YOUR TASK: Your copy must hold all of the data below, unchanged and without images.

GIVEN RECORDS:
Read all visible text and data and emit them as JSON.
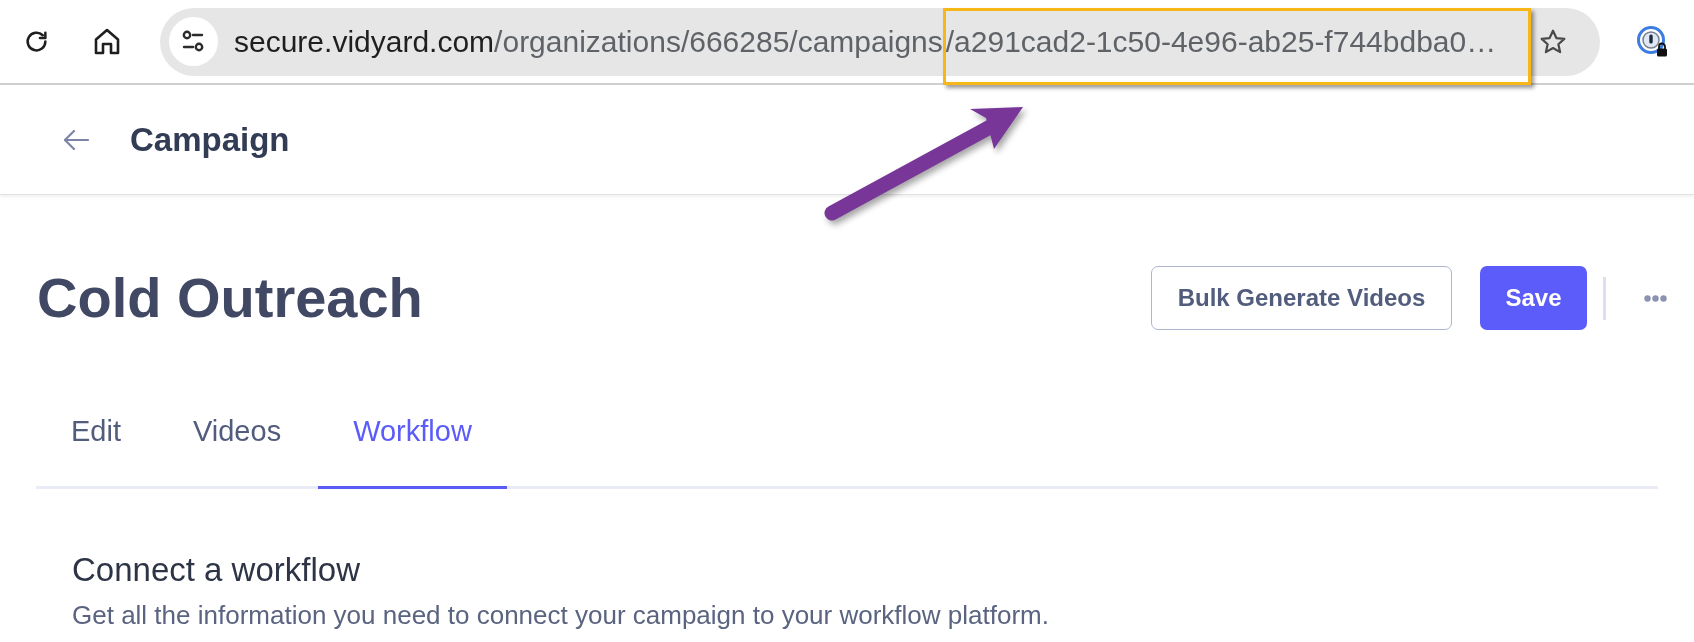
{
  "browser": {
    "url_parts": [
      {
        "text": "secure.vidyard.com",
        "kind": "host",
        "highlighted": false
      },
      {
        "text": "/organizations/666285/campaigns",
        "kind": "path",
        "highlighted": false
      },
      {
        "text": "/a291cad2-1c50-4e96-ab25-f744bdba0…",
        "kind": "path",
        "highlighted": true
      }
    ],
    "annotation_arrow": true
  },
  "header": {
    "title": "Campaign"
  },
  "page": {
    "title": "Cold Outreach",
    "buttons": [
      {
        "label": "Bulk Generate Videos",
        "kind": "secondary"
      },
      {
        "label": "Save",
        "kind": "primary"
      }
    ]
  },
  "tabs": [
    {
      "label": "Edit",
      "selected": false
    },
    {
      "label": "Videos",
      "selected": false
    },
    {
      "label": "Workflow",
      "selected": true
    }
  ],
  "section": {
    "title": "Connect a workflow",
    "description": "Get all the information you need to connect your campaign to your workflow platform."
  }
}
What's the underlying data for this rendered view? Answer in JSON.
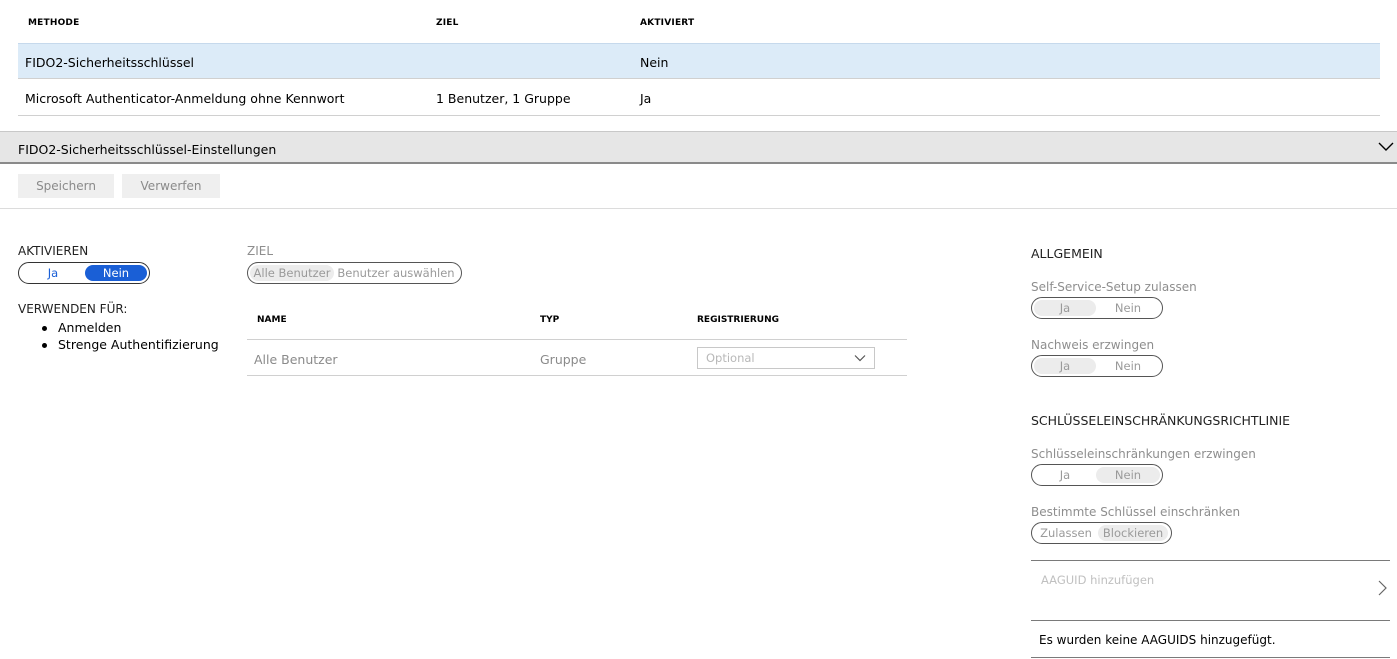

WRITTEN RESPONSE:
Read all visible text and data and emit them as JSON.
{
  "browser": {
    "url_parts": [
      {
        "text": "secure.vidyard.com",
        "kind": "host",
        "highlighted": false
      },
      {
        "text": "/organizations/666285/campaigns",
        "kind": "path",
        "highlighted": false
      },
      {
        "text": "/a291cad2-1c50-4e96-ab25-f744bdba0…",
        "kind": "path",
        "highlighted": true
      }
    ],
    "annotation_arrow": true
  },
  "header": {
    "title": "Campaign"
  },
  "page": {
    "title": "Cold Outreach",
    "buttons": [
      {
        "label": "Bulk Generate Videos",
        "kind": "secondary"
      },
      {
        "label": "Save",
        "kind": "primary"
      }
    ]
  },
  "tabs": [
    {
      "label": "Edit",
      "selected": false
    },
    {
      "label": "Videos",
      "selected": false
    },
    {
      "label": "Workflow",
      "selected": true
    }
  ],
  "section": {
    "title": "Connect a workflow",
    "description": "Get all the information you need to connect your campaign to your workflow platform."
  }
}
What's the underlying data for this rendered view? Answer in JSON.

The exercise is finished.